Wait. Did I mention John Sciezka earlier as an influence? Lane Smith? Those guys were BIG inspirations right after college.

4) Do you ever consider writing a book with more text, more serious topics? How are you going to surprise us in the future? Any ideas on the back burner?

Oooo! GOOD QUESTION, Jimmy! I do have an idea for a middle grade novel. But (see above) it’s still only a germ. So not sure how long it needs to cook. And I think it needs a co-writer. I’m big on teams. My favorite books are collaborations. (Good Omens by Neil Gaiman and Terry Pratchett is my favorite book going on thirty years!)

5) I remember first meeting you at the Warwick Children’s Book Festival. You came up to me and said hello. A young guy with a fabulous waxed mustache (at the time), relatively new to the business. I’ve been rooting for you ever since. I see that you’ve started to do some school visits. How has that experience gone for you, walking through those doors, speaking to all those kids? They must love you. Do you have a message or a main idea that you are trying to get across?

Mister, I’d never have talked to you if you didn’t just radiate goodness. I knew literally no one. I think that was my second festival? (I’m still a bit shy around other creators.) Kids, however, are a different animal entirely. I LOVE getting in front of them and just cutting loose: funny stories, drawing exercises… I think I sweat off a few pounds each time I present.

And I do have a message. A few, actually. 

The first is that reading what you love makes you a strong reader. Don’t listen to any noise about what you read being too goofy, silly, violent, poopy, whatever. I’m the person I am because I fell head over heels for comic books and humor magazines. Comics boosted my vocabulary,  they taught me grammar, and narrative structure. Positively reinforced reading leads to more. I’m living proof that Spider-Man leads to loving Shakespeare, and Mad Magazine to Maya Angelou. 

The second is it took three failed books for one to succeed. That process was necessary. And learning from mistakes and not giving up is key (that’s one for all the aspiring writers/illustrators out there!)

The third is just built-in to the presentation. Growing up in Dover, Delaware in the 70s and 80s, I never met a person who worked as a creative professional (aside from my art teachers, who I adored). Books felt like they were handed down from the gods atop Mt. Olympus. When I moved to NYC and met people who were creative for a living my whole perception of the world shifted. The impossible was suddenly tangible and quite possible, if I was determined to put the work in. 

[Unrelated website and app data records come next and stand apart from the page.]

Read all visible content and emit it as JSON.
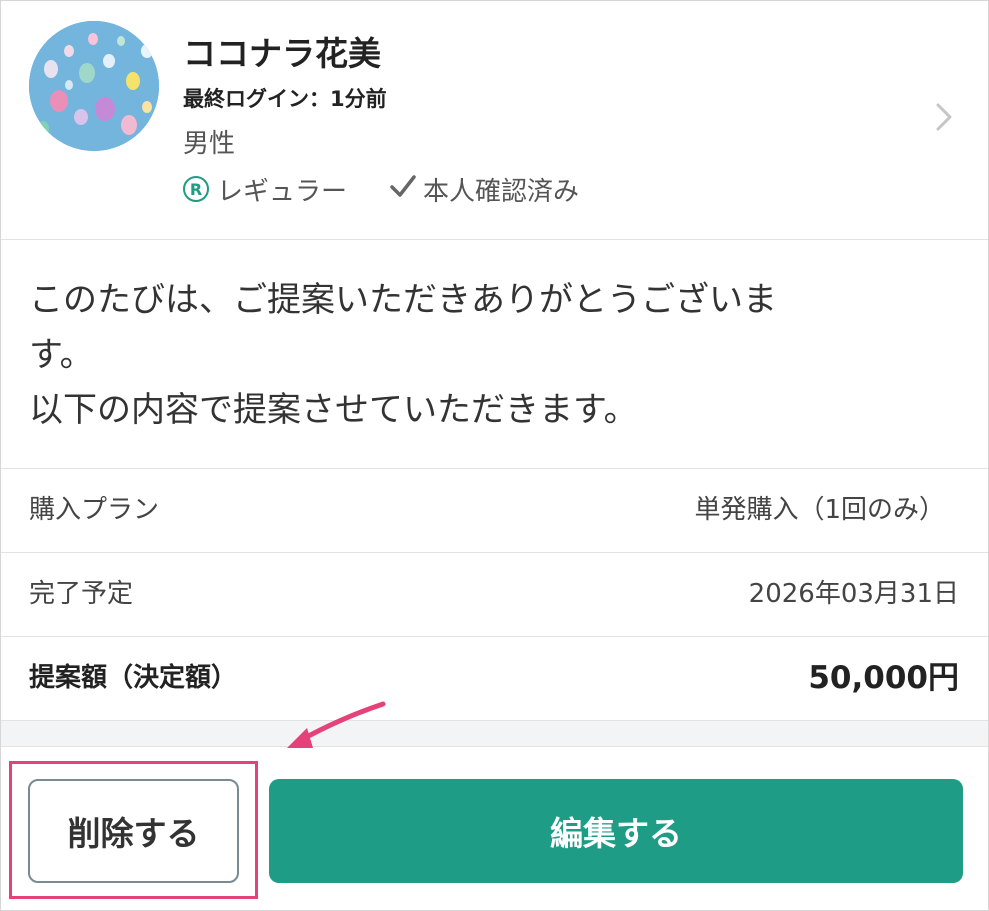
{
  "profile": {
    "name": "ココナラ花美",
    "last_login": "最終ログイン：1分前",
    "gender": "男性",
    "rank_badge_letter": "R",
    "rank_label": "レギュラー",
    "verified_label": "本人確認済み"
  },
  "message": {
    "lines": [
      "このたびは、ご提案いただきありがとうございま",
      "す。",
      "以下の内容で提案させていただきます。"
    ]
  },
  "details": {
    "plan_label": "購入プラン",
    "plan_value": "単発購入（1回のみ）",
    "due_label": "完了予定",
    "due_value": "2026年03月31日",
    "amount_label": "提案額（決定額）",
    "amount_value": "50,000円"
  },
  "actions": {
    "delete_label": "削除する",
    "edit_label": "編集する"
  },
  "colors": {
    "accent_green": "#1f9c85",
    "highlight_pink": "#e5427a",
    "border_gray": "#e3e3e3"
  },
  "icons": {
    "avatar": "balloons-photo",
    "rank": "registered-r-icon",
    "verified": "check-icon",
    "navigate": "chevron-right-icon",
    "annotation": "pink-arrow"
  }
}
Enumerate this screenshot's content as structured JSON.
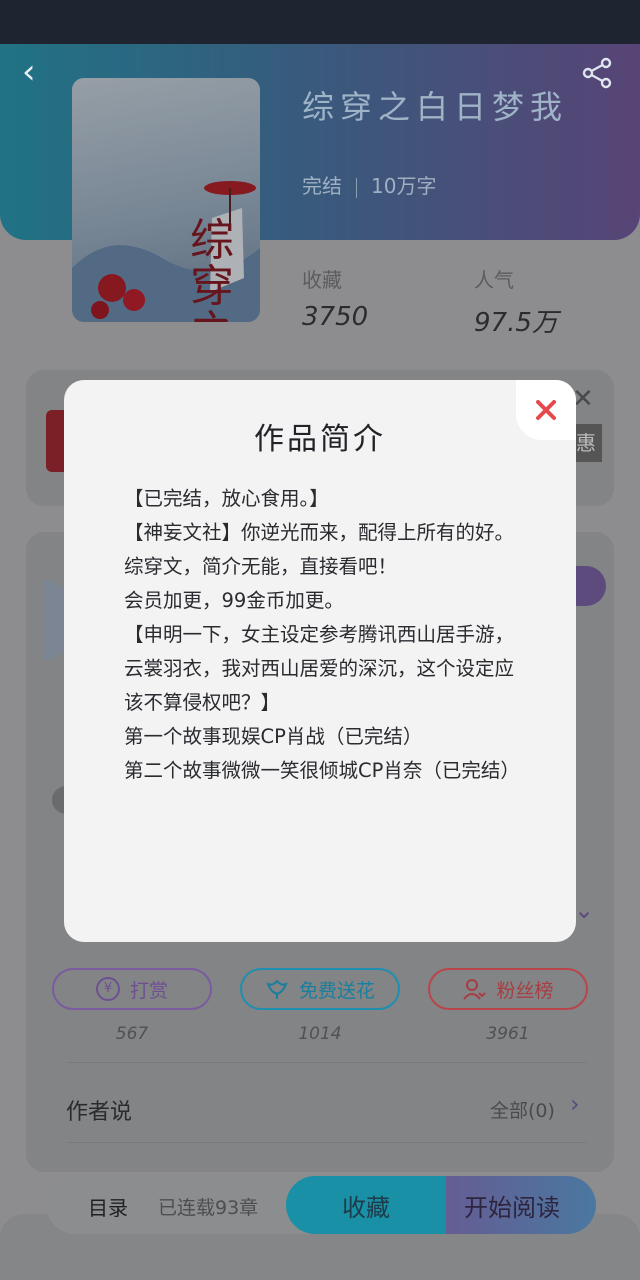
{
  "book": {
    "title": "综穿之白日梦我",
    "status": "完结",
    "word_count": "10万字",
    "cover_title": "综穿之白日梦我"
  },
  "stats": {
    "collect_label": "收藏",
    "collect_value": "3750",
    "popularity_label": "人气",
    "popularity_value": "97.5万"
  },
  "behind": {
    "tag_text": "惠"
  },
  "actions": [
    {
      "label": "打赏",
      "count": "567",
      "color": "#7a5aa0"
    },
    {
      "label": "免费送花",
      "count": "1014",
      "color": "#1e8fb0"
    },
    {
      "label": "粉丝榜",
      "count": "3961",
      "color": "#b9454a"
    }
  ],
  "author": {
    "section_title": "作者说",
    "all_label": "全部(0)"
  },
  "bottom": {
    "toc_label": "目录",
    "toc_status": "已连载93章",
    "collect_button": "收藏",
    "read_button": "开始阅读"
  },
  "modal": {
    "title": "作品简介",
    "paragraphs": [
      "【已完结，放心食用。】",
      "【神妄文社】你逆光而来，配得上所有的好。",
      "综穿文，简介无能，直接看吧！",
      "会员加更，99金币加更。",
      "【申明一下，女主设定参考腾讯西山居手游，云裳羽衣，我对西山居爱的深沉，这个设定应该不算侵权吧？】",
      "第一个故事现娱CP肖战（已完结）",
      "第二个故事微微一笑很倾城CP肖奈（已完结）"
    ]
  },
  "colors": {
    "accent_red": "#e5484d",
    "gradient_teal": "#2d9fb8",
    "gradient_purple": "#7a5fa4"
  }
}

I feel like I should ask you a question, Jimmy.

Oh, wow, yeah. Normally I’d be happy to loan you money, Jay, but you see —

No, I’m not asking for money.

Okay, fire away. 

I’m seeing some awesome school visits you’ve been on recently. You radiate calm, cool and collected. I am an energetic mess. Any tips how I can pace myself? Second question: how do you balance the content to make it more about the students and less about yourself? That’s one thing I’m trying to tweak.

Okay, briefly: In terms of pacing, I used to ask that, too. How do teachers do it? This is exhausting! I quickly realized that I’m not a jugular, I’m not a magician. So I’ve tried to calm down and just be authentic, honest, and respectful. I’m not here to razzle-dazzle anyone. Sure, we try to laugh, too. And I work hard. But ultimately, you can only be yourself.

And regarding the second part, it’s a good sign that you even ask that question. If you love the kids, and I know you do, then it will flow out of you naturally and everyone in the audience will see it, and feel it, and know in their hearts that you are there for them.  We’re just vehicles given the amazing opportunity to try to inspire readers, writers, compassionate thinkers. It is 100% for them and about them. Far bigger than you or me. 

JAMES PRELLER is the author of a wide range of books, including the popular Jigsaw Jones series. He has also written middle-grade and YA novels: Bystander, Upstander, Blood Mountain, The Courage Test, The Fall, and more. Look for the first book in his strange & mysterious EXIT 13 series for readers ages 8-12: The Whispering Pines. Book 2 comes out in August — so save up!